The DuPage Housing Authority officially has scrapped its plan to convert a landmark house at Churchill Woods Forest Preserve into a home for retired veterans.
Instead, it will be up to a group of local preservationists to save the Depression-era house and a related structure at the site along St. Charles Road near Glen Ellyn.
The two-story limestone house -- built for Robert McKee, the DuPage County Forest Preserve's first superintendent -- and a second building that housed the district's first headquarters, were spared from the wrecking ball in 2006 when the authority signed a lease for the property.
At the time, agency officials announced that the McKee house would be renovated to accommodate up to 11 units for retired veterans. That plan called for the second building to be converted into a home for two caregivers.
But the idea never became a reality. And the authority let the lease expire more than a year ago.
On Thursday, the housing authority board agreed to send a letter to the forest preserve notifying it that there is no longer interest in converting the building into veterans housing -- or any other housing project.
"It doesn't make any sense to continue with this," housing authority board Chairman Thomas Good said.
Authority officials said the idea faced too many obstacles. For example, forest preserve officials have estimated that repairing the buildings to operating standards would cost between $500,000 to $750,000.
Forest preserve Commissioner Mike Formento said the housing authority's decision was expected. So he has been working with the group Citizens for Glen Ellyn Preservation in an attempt to find funding to restore the McKee house.
Formento said the first priority is to replace the roof to stop the house from deteriorating.
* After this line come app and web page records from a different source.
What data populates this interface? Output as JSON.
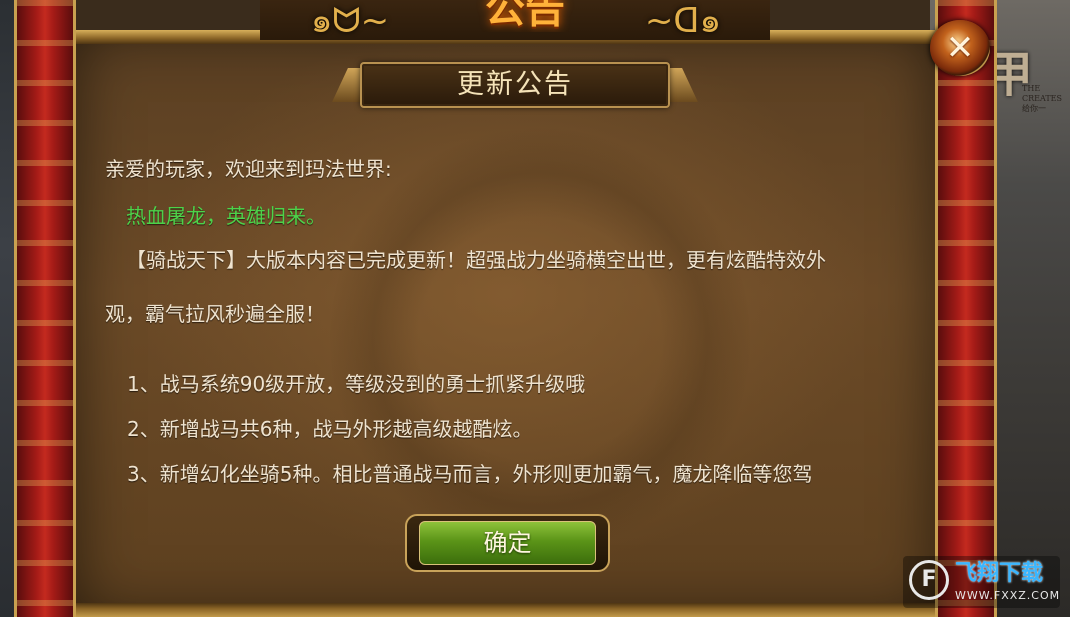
{
  "window": {
    "banner_title": "公告",
    "background_logo_text": "甲传",
    "background_logo_sub_en": "THE CREATES",
    "background_logo_sub_cn": "给你一"
  },
  "dialog": {
    "title": "更新公告",
    "close_label": "✕",
    "greeting": "亲爱的玩家，欢迎来到玛法世界:",
    "slogan": "热血屠龙，英雄归来。",
    "paragraph_line1": "【骑战天下】大版本内容已完成更新！超强战力坐骑横空出世，更有炫酷特效外",
    "paragraph_line2": "观，霸气拉风秒遍全服！",
    "items": [
      "1、战马系统90级开放，等级没到的勇士抓紧升级哦",
      "2、新增战马共6种，战马外形越高级越酷炫。",
      "3、新增幻化坐骑5种。相比普通战马而言，外形则更加霸气，魔龙降临等您驾"
    ],
    "confirm_label": "确定"
  },
  "watermark": {
    "logo_glyph": "F",
    "name": "飞翔下载",
    "url": "WWW.FXXZ.COM"
  },
  "colors": {
    "slogan": "#4dd24a",
    "body_text": "#efe3cf",
    "title_text": "#f5e3b8",
    "banner_text": "#ffb23a",
    "confirm_green": "#5b9418",
    "pillar_red": "#a41b17"
  },
  "icons": {
    "close": "close-icon",
    "dragon_left": "dragon-ornament-icon",
    "dragon_right": "dragon-ornament-icon",
    "watermark_logo": "fxxz-logo-icon"
  }
}
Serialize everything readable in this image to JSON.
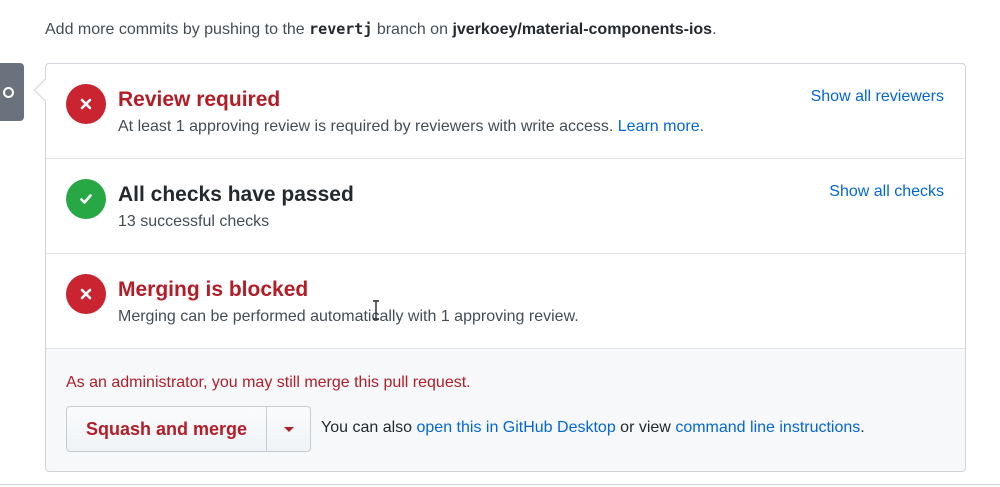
{
  "hint": {
    "prefix": "Add more commits by pushing to the",
    "branch": "revertj",
    "middle": "branch on",
    "repo": "jverkoey/material-components-ios",
    "suffix": "."
  },
  "reviews": {
    "title": "Review required",
    "description": "At least 1 approving review is required by reviewers with write access.",
    "learn_more": "Learn more.",
    "action": "Show all reviewers",
    "status_icon": "x-icon"
  },
  "checks": {
    "title": "All checks have passed",
    "description": "13 successful checks",
    "action": "Show all checks",
    "status_icon": "check-icon"
  },
  "merge_status": {
    "title": "Merging is blocked",
    "description": "Merging can be performed automatically with 1 approving review.",
    "status_icon": "x-icon"
  },
  "merge": {
    "admin_note": "As an administrator, you may still merge this pull request.",
    "button_label": "Squash and merge",
    "alt_prefix": "You can also",
    "desktop_link": "open this in GitHub Desktop",
    "alt_middle": "or view",
    "cli_link": "command line instructions",
    "alt_suffix": "."
  },
  "colors": {
    "fail": "#cb2431",
    "success": "#28a745",
    "link": "#0366d6",
    "danger_text": "#b31d28"
  }
}
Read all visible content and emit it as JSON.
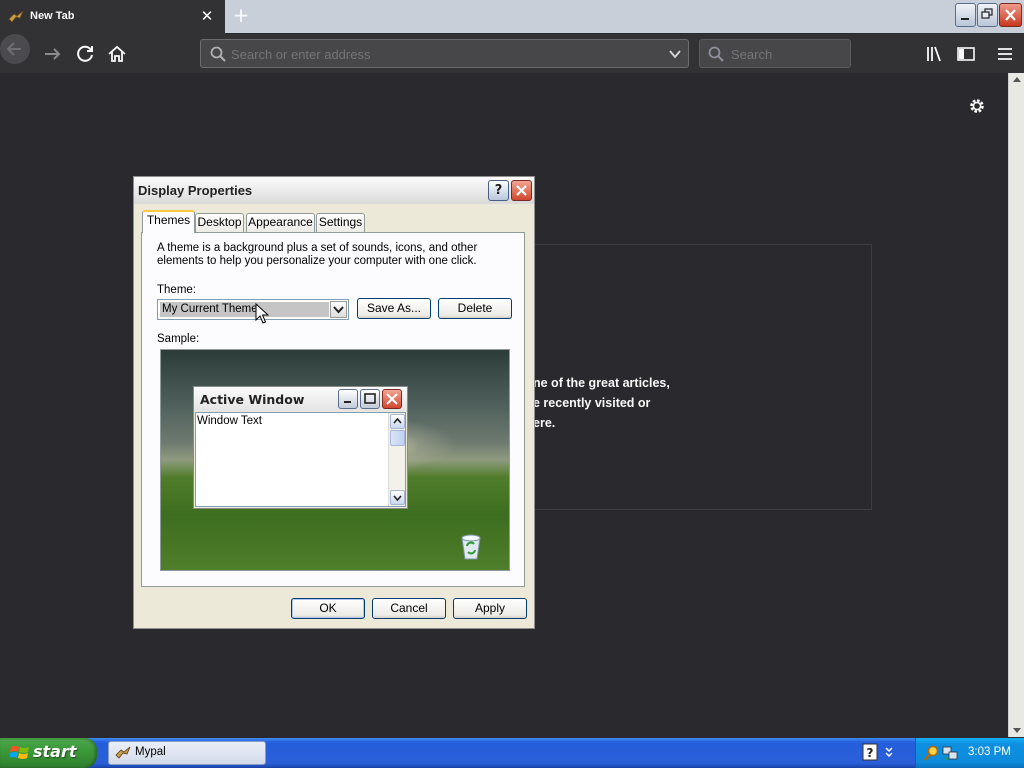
{
  "browser": {
    "tab_title": "New Tab",
    "tab_close": "✕",
    "new_tab": "+",
    "url_placeholder": "Search or enter address",
    "search_placeholder": "Search"
  },
  "page": {
    "snippet_lines": [
      "ne of the great articles,",
      "e recently visited or",
      "ere."
    ]
  },
  "dialog": {
    "title": "Display Properties",
    "help": "?",
    "tabs": [
      "Themes",
      "Desktop",
      "Appearance",
      "Settings"
    ],
    "active_tab": "Themes",
    "description": "A theme is a background plus a set of sounds, icons, and other elements to help you personalize your computer with one click.",
    "theme_label": "Theme:",
    "theme_value": "My Current Theme",
    "save_as": "Save As...",
    "delete": "Delete",
    "sample_label": "Sample:",
    "sample_window_title": "Active Window",
    "sample_window_text": "Window Text",
    "ok": "OK",
    "cancel": "Cancel",
    "apply": "Apply"
  },
  "taskbar": {
    "start": "start",
    "task_label": "Mypal",
    "clock": "3:03 PM"
  },
  "colors": {
    "browser_bg": "#2a2a2e",
    "toolbar": "#323234",
    "xp_taskbar": "#245edb",
    "xp_start": "#3c9a3a",
    "dialog_face": "#ece9d8"
  }
}
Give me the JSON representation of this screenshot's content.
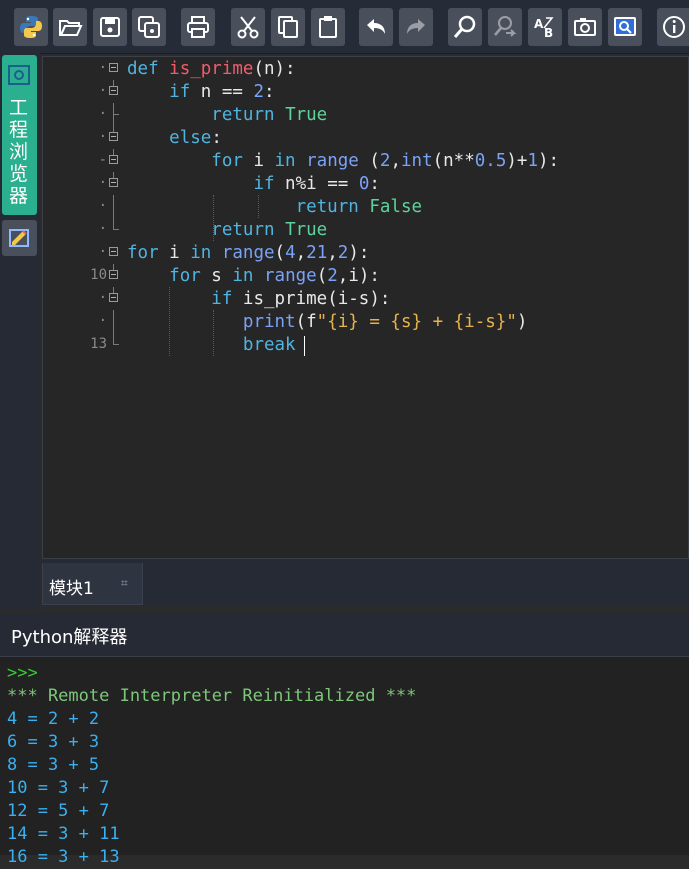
{
  "toolbar": {
    "buttons": [
      {
        "icon": "python-icon",
        "tooltip": ""
      },
      {
        "icon": "open-folder-icon"
      },
      {
        "icon": "save-icon"
      },
      {
        "icon": "save-all-icon"
      },
      {
        "icon": "print-icon"
      },
      {
        "icon": "cut-icon"
      },
      {
        "icon": "copy-icon"
      },
      {
        "icon": "paste-icon"
      },
      {
        "icon": "undo-icon"
      },
      {
        "icon": "redo-icon",
        "state": "disabled"
      },
      {
        "icon": "find-icon"
      },
      {
        "icon": "replace-icon",
        "state": "disabled"
      },
      {
        "icon": "spell-check-icon"
      },
      {
        "icon": "screenshot-icon"
      },
      {
        "icon": "preview-icon"
      },
      {
        "icon": "info-icon"
      }
    ]
  },
  "sidebar": {
    "explorer_label": "工程浏览器",
    "explorer_icon": "project-icon",
    "edit_icon": "edit-icon"
  },
  "editor": {
    "line_numbers": {
      "10": "10",
      "13": "13"
    },
    "code": [
      "def is_prime(n):",
      "    if n == 2:",
      "        return True",
      "    else:",
      "        for i in range (2,int(n**0.5)+1):",
      "            if n%i == 0:",
      "                return False",
      "        return True",
      "for i in range(4,21,2):",
      "    for s in range(2,i):",
      "        if is_prime(i-s):",
      "            print(f\"{i} = {s} + {i-s}\")",
      "            break"
    ]
  },
  "tabs": {
    "module_label": "模块1",
    "pin_icon": "pin-icon"
  },
  "interpreter": {
    "title": "Python解释器",
    "prompt": ">>>",
    "reinit_message": "*** Remote Interpreter Reinitialized ***",
    "output": [
      "4 = 2 + 2",
      "6 = 3 + 3",
      "8 = 3 + 5",
      "10 = 3 + 7",
      "12 = 5 + 7",
      "14 = 3 + 11",
      "16 = 3 + 13"
    ]
  },
  "colors": {
    "keyword": "#4fb4e0",
    "function_name": "#ef5d6c",
    "builtin": "#7aa2f7",
    "string": "#e6b44a",
    "literal": "#5fd39c",
    "prompt_green": "#32cd32",
    "output_blue": "#3ab0f0",
    "accent_teal": "#2ab08f"
  }
}
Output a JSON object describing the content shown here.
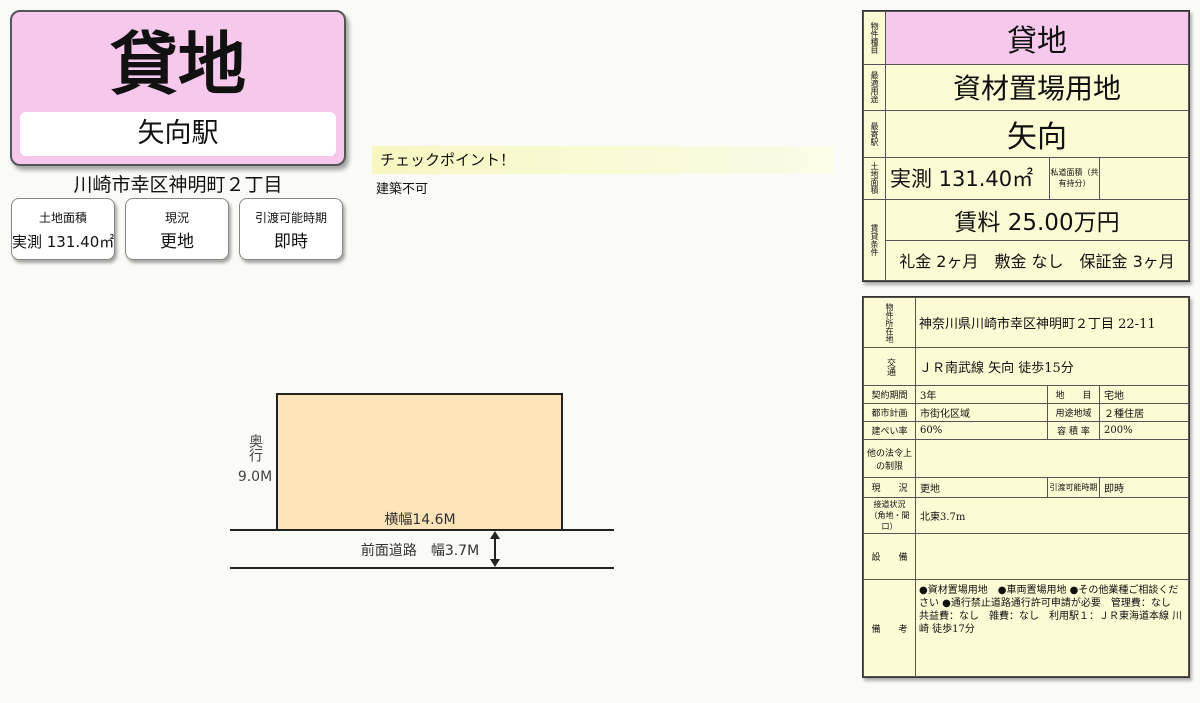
{
  "title_card": {
    "type": "貸地",
    "station": "矢向駅"
  },
  "address_short": "川崎市幸区神明町２丁目",
  "info_cards": [
    {
      "label": "土地面積",
      "value": "実測 131.40㎡"
    },
    {
      "label": "現況",
      "value": "更地"
    },
    {
      "label": "引渡可能時期",
      "value": "即時"
    }
  ],
  "checkpoint": {
    "title": "チェックポイント！",
    "text": "建築不可"
  },
  "diagram": {
    "depth_label": "奥行",
    "depth_value": "9.0M",
    "width_label": "横幅14.6M",
    "road_label": "前面道路　幅3.7M"
  },
  "summary": {
    "type_label": "物件種目",
    "type": "貸地",
    "use_label": "最適用途",
    "use": "資材置場用地",
    "station_label": "最寄駅",
    "station": "矢向",
    "area_label": "土地面積",
    "area": "実測 131.40㎡",
    "private_road_label": "私道面積（共有持分）",
    "private_road_value": "",
    "rent_label": "賃貸条件",
    "rent": "賃料 25.00万円",
    "terms": "礼金 2ヶ月　敷金 なし　保証金 3ヶ月"
  },
  "detail": {
    "location_label": "物件所在地",
    "location": "神奈川県川崎市幸区神明町２丁目 22-11",
    "transport_label": "交通",
    "transport": "ＪＲ南武線 矢向 徒歩15分",
    "contract_label": "契約期間",
    "contract": "3年",
    "land_cat_label": "地　　目",
    "land_cat": "宅地",
    "city_plan_label": "都市計画",
    "city_plan": "市街化区域",
    "zoning_label": "用途地域",
    "zoning": "２種住居",
    "bcr_label": "建ぺい率",
    "bcr": "60%",
    "far_label": "容 積 率",
    "far": "200%",
    "other_label": "他の法令上の制限",
    "other": "",
    "status_label": "現　　況",
    "status": "更地",
    "handover_label": "引渡可能時期",
    "handover": "即時",
    "road_label": "接道状況（角地・間口）",
    "road": "北東3.7m",
    "equip_label": "設　　備",
    "equip": "",
    "remarks_label": "備　　考",
    "remarks": "●資材置場用地　●車両置場用地 ●その他業種ご相談ください ●通行禁止道路通行許可申請が必要　管理費：なし　共益費：なし　雑費：なし　利用駅１：ＪＲ東海道本線 川崎 徒歩17分"
  }
}
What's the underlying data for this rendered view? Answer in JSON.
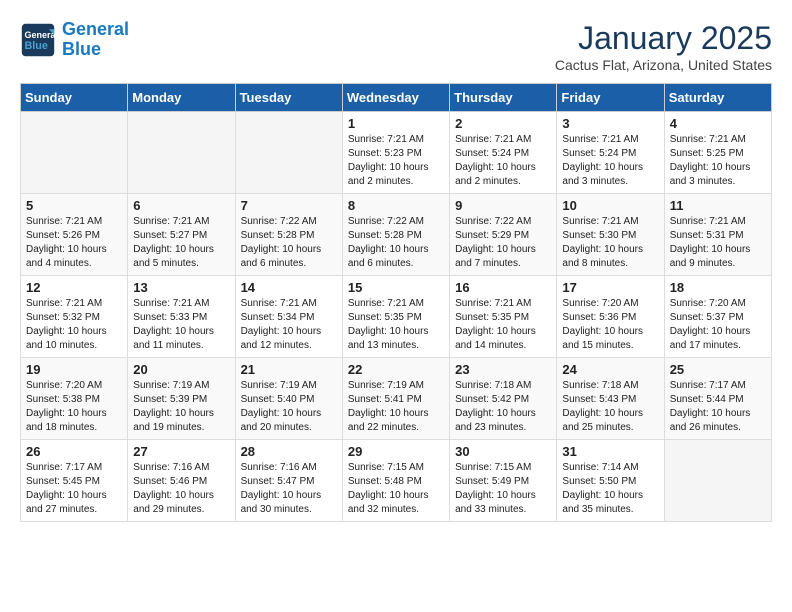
{
  "header": {
    "logo_line1": "General",
    "logo_line2": "Blue",
    "month_title": "January 2025",
    "subtitle": "Cactus Flat, Arizona, United States"
  },
  "weekdays": [
    "Sunday",
    "Monday",
    "Tuesday",
    "Wednesday",
    "Thursday",
    "Friday",
    "Saturday"
  ],
  "weeks": [
    [
      {
        "day": "",
        "info": ""
      },
      {
        "day": "",
        "info": ""
      },
      {
        "day": "",
        "info": ""
      },
      {
        "day": "1",
        "info": "Sunrise: 7:21 AM\nSunset: 5:23 PM\nDaylight: 10 hours\nand 2 minutes."
      },
      {
        "day": "2",
        "info": "Sunrise: 7:21 AM\nSunset: 5:24 PM\nDaylight: 10 hours\nand 2 minutes."
      },
      {
        "day": "3",
        "info": "Sunrise: 7:21 AM\nSunset: 5:24 PM\nDaylight: 10 hours\nand 3 minutes."
      },
      {
        "day": "4",
        "info": "Sunrise: 7:21 AM\nSunset: 5:25 PM\nDaylight: 10 hours\nand 3 minutes."
      }
    ],
    [
      {
        "day": "5",
        "info": "Sunrise: 7:21 AM\nSunset: 5:26 PM\nDaylight: 10 hours\nand 4 minutes."
      },
      {
        "day": "6",
        "info": "Sunrise: 7:21 AM\nSunset: 5:27 PM\nDaylight: 10 hours\nand 5 minutes."
      },
      {
        "day": "7",
        "info": "Sunrise: 7:22 AM\nSunset: 5:28 PM\nDaylight: 10 hours\nand 6 minutes."
      },
      {
        "day": "8",
        "info": "Sunrise: 7:22 AM\nSunset: 5:28 PM\nDaylight: 10 hours\nand 6 minutes."
      },
      {
        "day": "9",
        "info": "Sunrise: 7:22 AM\nSunset: 5:29 PM\nDaylight: 10 hours\nand 7 minutes."
      },
      {
        "day": "10",
        "info": "Sunrise: 7:21 AM\nSunset: 5:30 PM\nDaylight: 10 hours\nand 8 minutes."
      },
      {
        "day": "11",
        "info": "Sunrise: 7:21 AM\nSunset: 5:31 PM\nDaylight: 10 hours\nand 9 minutes."
      }
    ],
    [
      {
        "day": "12",
        "info": "Sunrise: 7:21 AM\nSunset: 5:32 PM\nDaylight: 10 hours\nand 10 minutes."
      },
      {
        "day": "13",
        "info": "Sunrise: 7:21 AM\nSunset: 5:33 PM\nDaylight: 10 hours\nand 11 minutes."
      },
      {
        "day": "14",
        "info": "Sunrise: 7:21 AM\nSunset: 5:34 PM\nDaylight: 10 hours\nand 12 minutes."
      },
      {
        "day": "15",
        "info": "Sunrise: 7:21 AM\nSunset: 5:35 PM\nDaylight: 10 hours\nand 13 minutes."
      },
      {
        "day": "16",
        "info": "Sunrise: 7:21 AM\nSunset: 5:35 PM\nDaylight: 10 hours\nand 14 minutes."
      },
      {
        "day": "17",
        "info": "Sunrise: 7:20 AM\nSunset: 5:36 PM\nDaylight: 10 hours\nand 15 minutes."
      },
      {
        "day": "18",
        "info": "Sunrise: 7:20 AM\nSunset: 5:37 PM\nDaylight: 10 hours\nand 17 minutes."
      }
    ],
    [
      {
        "day": "19",
        "info": "Sunrise: 7:20 AM\nSunset: 5:38 PM\nDaylight: 10 hours\nand 18 minutes."
      },
      {
        "day": "20",
        "info": "Sunrise: 7:19 AM\nSunset: 5:39 PM\nDaylight: 10 hours\nand 19 minutes."
      },
      {
        "day": "21",
        "info": "Sunrise: 7:19 AM\nSunset: 5:40 PM\nDaylight: 10 hours\nand 20 minutes."
      },
      {
        "day": "22",
        "info": "Sunrise: 7:19 AM\nSunset: 5:41 PM\nDaylight: 10 hours\nand 22 minutes."
      },
      {
        "day": "23",
        "info": "Sunrise: 7:18 AM\nSunset: 5:42 PM\nDaylight: 10 hours\nand 23 minutes."
      },
      {
        "day": "24",
        "info": "Sunrise: 7:18 AM\nSunset: 5:43 PM\nDaylight: 10 hours\nand 25 minutes."
      },
      {
        "day": "25",
        "info": "Sunrise: 7:17 AM\nSunset: 5:44 PM\nDaylight: 10 hours\nand 26 minutes."
      }
    ],
    [
      {
        "day": "26",
        "info": "Sunrise: 7:17 AM\nSunset: 5:45 PM\nDaylight: 10 hours\nand 27 minutes."
      },
      {
        "day": "27",
        "info": "Sunrise: 7:16 AM\nSunset: 5:46 PM\nDaylight: 10 hours\nand 29 minutes."
      },
      {
        "day": "28",
        "info": "Sunrise: 7:16 AM\nSunset: 5:47 PM\nDaylight: 10 hours\nand 30 minutes."
      },
      {
        "day": "29",
        "info": "Sunrise: 7:15 AM\nSunset: 5:48 PM\nDaylight: 10 hours\nand 32 minutes."
      },
      {
        "day": "30",
        "info": "Sunrise: 7:15 AM\nSunset: 5:49 PM\nDaylight: 10 hours\nand 33 minutes."
      },
      {
        "day": "31",
        "info": "Sunrise: 7:14 AM\nSunset: 5:50 PM\nDaylight: 10 hours\nand 35 minutes."
      },
      {
        "day": "",
        "info": ""
      }
    ]
  ]
}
The ultimate goal is to repair the structure enough where it can be used for various activities, such as weddings.
"The district itself has said that it doesn't want to put any money into the building," Formento said. "It has shuttered it at this particular time."
Formento said it's up to the forest preserve to decide whether it wants to help Citizens for Glen Ellyn Preservation develop the site "into something that would be a benefit to the community."
"It is my sincere hope that we can find a good use for the property," said Formento, adding that the group is planning to make a presentation to the forest preserve board sometime next month.